General Session: Adult Spinal Deformity - Hall F
Presented by: I. Lieberman
R. Haddas(1), I. Lieberman(2)
(1) Texas Back Institute, Research Foundation, Plano, TX, United States
(2) Texas Back Institute, Plano, TX, United States
Purpose: To determine the correlation between self-reported assessments of function with objective biomechanical measures of function.
Introduction: Patients with adult degenerative scoliosis (ADS) demonstrate an altered gait and balance patterns. Balance is defined as the ability of the human body to maintain its center of mass (COM) within the base of support with minimal postural sway. Self-reported measures are routinely used in the clinical setting to capture data related to function and perceived disability, in the setting of ADS. However, few studies have examined the correlation between patients' self-reported clinical outcome and objective biomechanical gait and balance analyses.
Patient Sample: Thirty patients with symptomatic ADS who have been deemed appropriate surgical candidates.
Methods: Gait and functional balance analyses were performed the week before surgery. Spatiotemporal parameters (i.e. gait speed, cadence, stride length, width and time etc.) were calculated during the gait evaluation. The functional balance test was similar to a Romberg´s test. COM and head displacements in the sagittal and coronal planes and total sway amount were calculated. Furthermore, Scoliosis Research Society Questionnaires (SRS22r) scores were obtained on the same day of testing. Correlations were determined between the self-report clinical outcome questionnaire measures and objective gait and balance analyses biomechanical data using Pearson´s Product Correlation in SPSS.
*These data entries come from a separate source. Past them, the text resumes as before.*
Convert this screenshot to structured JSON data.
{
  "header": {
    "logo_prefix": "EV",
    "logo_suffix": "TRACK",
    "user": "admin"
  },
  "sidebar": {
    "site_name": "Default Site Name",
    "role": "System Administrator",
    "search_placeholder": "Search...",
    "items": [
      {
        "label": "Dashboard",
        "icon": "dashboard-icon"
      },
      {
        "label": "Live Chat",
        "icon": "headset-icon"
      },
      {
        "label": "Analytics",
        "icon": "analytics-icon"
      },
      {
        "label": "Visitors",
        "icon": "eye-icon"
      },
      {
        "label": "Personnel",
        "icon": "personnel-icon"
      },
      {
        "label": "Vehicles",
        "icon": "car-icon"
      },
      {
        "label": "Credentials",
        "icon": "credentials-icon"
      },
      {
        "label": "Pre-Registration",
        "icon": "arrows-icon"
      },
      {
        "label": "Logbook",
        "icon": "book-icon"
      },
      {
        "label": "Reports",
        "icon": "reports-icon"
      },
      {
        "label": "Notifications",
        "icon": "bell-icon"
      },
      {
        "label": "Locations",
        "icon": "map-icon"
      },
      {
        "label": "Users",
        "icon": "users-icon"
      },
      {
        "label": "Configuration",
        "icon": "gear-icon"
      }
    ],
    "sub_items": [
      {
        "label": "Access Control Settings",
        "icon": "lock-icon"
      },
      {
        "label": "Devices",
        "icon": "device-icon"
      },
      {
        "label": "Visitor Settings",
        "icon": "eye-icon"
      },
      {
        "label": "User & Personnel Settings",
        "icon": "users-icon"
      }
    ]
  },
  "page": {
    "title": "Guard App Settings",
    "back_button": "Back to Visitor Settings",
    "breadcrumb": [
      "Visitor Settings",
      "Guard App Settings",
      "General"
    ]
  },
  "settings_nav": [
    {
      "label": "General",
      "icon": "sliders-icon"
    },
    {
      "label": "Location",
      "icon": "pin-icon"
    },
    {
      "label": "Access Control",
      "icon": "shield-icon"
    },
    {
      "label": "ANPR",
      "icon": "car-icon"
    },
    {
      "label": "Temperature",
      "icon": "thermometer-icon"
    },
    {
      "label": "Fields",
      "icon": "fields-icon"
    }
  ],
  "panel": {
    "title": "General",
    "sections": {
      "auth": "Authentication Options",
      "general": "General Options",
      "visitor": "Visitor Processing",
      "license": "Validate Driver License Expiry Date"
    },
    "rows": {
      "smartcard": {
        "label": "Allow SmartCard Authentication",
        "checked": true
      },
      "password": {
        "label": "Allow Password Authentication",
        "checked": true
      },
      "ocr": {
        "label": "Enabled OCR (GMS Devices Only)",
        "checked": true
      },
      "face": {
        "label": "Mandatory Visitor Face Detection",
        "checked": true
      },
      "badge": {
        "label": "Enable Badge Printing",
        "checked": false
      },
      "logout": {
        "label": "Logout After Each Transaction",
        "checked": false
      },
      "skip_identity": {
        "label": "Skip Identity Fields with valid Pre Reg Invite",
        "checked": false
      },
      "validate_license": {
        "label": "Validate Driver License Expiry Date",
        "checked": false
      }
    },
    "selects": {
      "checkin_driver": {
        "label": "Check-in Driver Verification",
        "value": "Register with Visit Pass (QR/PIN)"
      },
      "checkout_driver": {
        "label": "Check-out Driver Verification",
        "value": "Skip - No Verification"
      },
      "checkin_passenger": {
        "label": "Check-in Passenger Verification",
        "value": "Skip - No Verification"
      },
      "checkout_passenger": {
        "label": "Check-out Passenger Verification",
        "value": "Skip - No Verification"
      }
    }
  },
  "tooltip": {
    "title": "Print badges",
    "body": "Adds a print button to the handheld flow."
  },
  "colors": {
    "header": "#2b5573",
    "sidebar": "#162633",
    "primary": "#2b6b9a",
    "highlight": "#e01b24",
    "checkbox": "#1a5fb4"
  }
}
Outcome Measures: Dependent variables included SRS22r scores along with gait spatiotemporal parameters and COM and head sway during functional balance test.
Results: The SRS22r total score was correlated with stride length (r=0.37, p=0.050) during gait and COM total sway (r=-0.41, p=0.027), horizontal COM sway in the sagittal (r=-0.54, p=0.002) and coronal (r=-0.39, p=0.050) planes, and horizontal head sway in the sagittal (r=-0.41, p=0.029) during the balance test. Detailed analysis was performed on the SRS22r different section scores. The SRS22r function score was correlated with COM total sway (r=-0.44, p=0.017), horizontal COM (r=-0.55, p=0.002), and head(r=-0.40, p=0.030) sway in the sagittal plane during the balance test. The SRS22r pain score was correlated with horizontal COM (r=-0.52, p=0.004), and head(r=-0.36, p=0.050) sway in the sagittal plane during the balance test. The SRS22r self-image score was correlated with cadence (r=-0.32, p=0.040), stride time (r=0.36, p=0.016), single support time (r=0.35, p=0.025), and stride length (r=0.32, p=0.050) during gait. The SRS22r mental health score was correlated with stride length (r=0.37, p=0.050) during gait and horizontal COM sway in the sagittal plane (r=-0.40, p=0.033) during the balance test. The SRS22r satisfaction score was correlated with walking speed (r=-0.33, p=0.027) during gait and base of support width (r=0.38, p=0.050) during the balance test.
Discussion: This study demonstrated a strong correlation between biomechanical parameters as measured with objective gait and balance analyses and functional disability as measured with patient reported outcome measures including the SRS22r. Quantified gait and balance analyses can be a useful tool to evaluate patient outcomes. Objective motor performance measures will improve the evaluation and understanding of the biomechanical effects of spinal disorders on locomotion. Gait and disability are strongly correlated in surgical patients with ADS.